● **TASK PROMPT**
Without the pictures, output the records below exactly as they are.

(Dataset items)
━━━━
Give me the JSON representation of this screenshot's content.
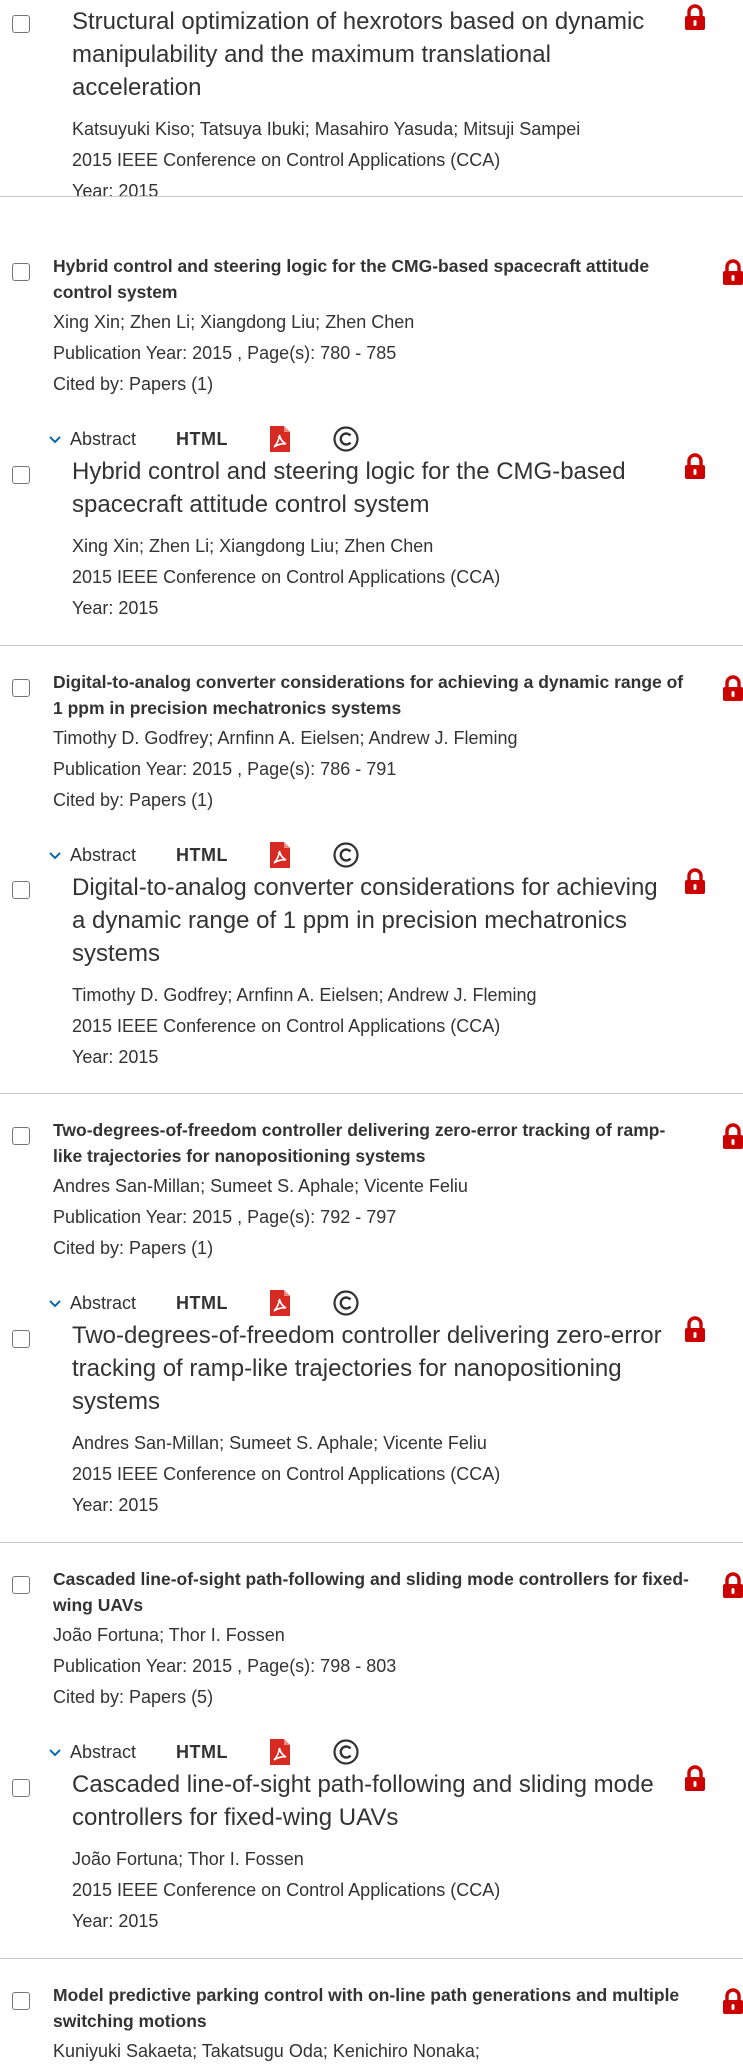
{
  "lead": {
    "title": "Structural optimization of hexrotors based on dynamic manipulability and the maximum translational acceleration",
    "authors": "Katsuyuki Kiso; Tatsuya Ibuki; Masahiro Yasuda; Mitsuji Sampei",
    "conference": "2015 IEEE Conference on Control Applications (CCA)",
    "year": "Year: 2015"
  },
  "actions": {
    "abstract_label": "Abstract",
    "html_label": "HTML"
  },
  "articles": [
    {
      "title": "Hybrid control and steering logic for the CMG-based spacecraft attitude control system",
      "authors": "Xing Xin; Zhen Li; Xiangdong Liu; Zhen Chen",
      "pub": "Publication Year: 2015 , Page(s): 780 - 785",
      "cited": "Cited by: Papers (1)",
      "detail_title": "Hybrid control and steering logic for the CMG-based spacecraft attitude control system",
      "detail_authors": "Xing Xin; Zhen Li; Xiangdong Liu; Zhen Chen",
      "detail_conference": "2015 IEEE Conference on Control Applications (CCA)",
      "detail_year": "Year: 2015"
    },
    {
      "title": "Digital-to-analog converter considerations for achieving a dynamic range of 1 ppm in precision mechatronics systems",
      "authors": "Timothy D. Godfrey; Arnfinn A. Eielsen; Andrew J. Fleming",
      "pub": "Publication Year: 2015 , Page(s): 786 - 791",
      "cited": "Cited by: Papers (1)",
      "detail_title": "Digital-to-analog converter considerations for achieving a dynamic range of 1 ppm in precision mechatronics systems",
      "detail_authors": "Timothy D. Godfrey; Arnfinn A. Eielsen; Andrew J. Fleming",
      "detail_conference": "2015 IEEE Conference on Control Applications (CCA)",
      "detail_year": "Year: 2015"
    },
    {
      "title": "Two-degrees-of-freedom controller delivering zero-error tracking of ramp-like trajectories for nanopositioning systems",
      "authors": "Andres San-Millan; Sumeet S. Aphale; Vicente Feliu",
      "pub": "Publication Year: 2015 , Page(s): 792 - 797",
      "cited": "Cited by: Papers (1)",
      "detail_title": "Two-degrees-of-freedom controller delivering zero-error tracking of ramp-like trajectories for nanopositioning systems",
      "detail_authors": "Andres San-Millan; Sumeet S. Aphale; Vicente Feliu",
      "detail_conference": "2015 IEEE Conference on Control Applications (CCA)",
      "detail_year": "Year: 2015"
    },
    {
      "title": "Cascaded line-of-sight path-following and sliding mode controllers for fixed-wing UAVs",
      "authors": "João Fortuna; Thor I. Fossen",
      "pub": "Publication Year: 2015 , Page(s): 798 - 803",
      "cited": "Cited by: Papers (5)",
      "detail_title": "Cascaded line-of-sight path-following and sliding mode controllers for fixed-wing UAVs",
      "detail_authors": "João Fortuna; Thor I. Fossen",
      "detail_conference": "2015 IEEE Conference on Control Applications (CCA)",
      "detail_year": "Year: 2015"
    },
    {
      "title": "Model predictive parking control with on-line path generations and multiple switching motions",
      "authors": "Kuniyuki Sakaeta; Takatsugu Oda; Kenichiro Nonaka;"
    }
  ],
  "colors": {
    "lock_red": "#cc0000",
    "pdf_red": "#d62a22",
    "separator": "#c9c9c9",
    "text": "#333333"
  },
  "icons": [
    "lock-icon",
    "pdf-icon",
    "copyright-icon",
    "chevron-down-icon",
    "checkbox"
  ]
}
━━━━
● **ANSWER TO THIS TASK**
Give me the JSON representation of this screenshot's content.
{
  "lead": {
    "title": "Structural optimization of hexrotors based on dynamic manipulability and the maximum translational acceleration",
    "authors": "Katsuyuki Kiso; Tatsuya Ibuki; Masahiro Yasuda; Mitsuji Sampei",
    "conference": "2015 IEEE Conference on Control Applications (CCA)",
    "year": "Year: 2015"
  },
  "actions": {
    "abstract_label": "Abstract",
    "html_label": "HTML"
  },
  "articles": [
    {
      "title": "Hybrid control and steering logic for the CMG-based spacecraft attitude control system",
      "authors": "Xing Xin; Zhen Li; Xiangdong Liu; Zhen Chen",
      "pub": "Publication Year: 2015 , Page(s): 780 - 785",
      "cited": "Cited by: Papers (1)",
      "detail_title": "Hybrid control and steering logic for the CMG-based spacecraft attitude control system",
      "detail_authors": "Xing Xin; Zhen Li; Xiangdong Liu; Zhen Chen",
      "detail_conference": "2015 IEEE Conference on Control Applications (CCA)",
      "detail_year": "Year: 2015"
    },
    {
      "title": "Digital-to-analog converter considerations for achieving a dynamic range of 1 ppm in precision mechatronics systems",
      "authors": "Timothy D. Godfrey; Arnfinn A. Eielsen; Andrew J. Fleming",
      "pub": "Publication Year: 2015 , Page(s): 786 - 791",
      "cited": "Cited by: Papers (1)",
      "detail_title": "Digital-to-analog converter considerations for achieving a dynamic range of 1 ppm in precision mechatronics systems",
      "detail_authors": "Timothy D. Godfrey; Arnfinn A. Eielsen; Andrew J. Fleming",
      "detail_conference": "2015 IEEE Conference on Control Applications (CCA)",
      "detail_year": "Year: 2015"
    },
    {
      "title": "Two-degrees-of-freedom controller delivering zero-error tracking of ramp-like trajectories for nanopositioning systems",
      "authors": "Andres San-Millan; Sumeet S. Aphale; Vicente Feliu",
      "pub": "Publication Year: 2015 , Page(s): 792 - 797",
      "cited": "Cited by: Papers (1)",
      "detail_title": "Two-degrees-of-freedom controller delivering zero-error tracking of ramp-like trajectories for nanopositioning systems",
      "detail_authors": "Andres San-Millan; Sumeet S. Aphale; Vicente Feliu",
      "detail_conference": "2015 IEEE Conference on Control Applications (CCA)",
      "detail_year": "Year: 2015"
    },
    {
      "title": "Cascaded line-of-sight path-following and sliding mode controllers for fixed-wing UAVs",
      "authors": "João Fortuna; Thor I. Fossen",
      "pub": "Publication Year: 2015 , Page(s): 798 - 803",
      "cited": "Cited by: Papers (5)",
      "detail_title": "Cascaded line-of-sight path-following and sliding mode controllers for fixed-wing UAVs",
      "detail_authors": "João Fortuna; Thor I. Fossen",
      "detail_conference": "2015 IEEE Conference on Control Applications (CCA)",
      "detail_year": "Year: 2015"
    },
    {
      "title": "Model predictive parking control with on-line path generations and multiple switching motions",
      "authors": "Kuniyuki Sakaeta; Takatsugu Oda; Kenichiro Nonaka;"
    }
  ],
  "colors": {
    "lock_red": "#cc0000",
    "pdf_red": "#d62a22",
    "separator": "#c9c9c9",
    "text": "#333333"
  },
  "icons": [
    "lock-icon",
    "pdf-icon",
    "copyright-icon",
    "chevron-down-icon",
    "checkbox"
  ]
}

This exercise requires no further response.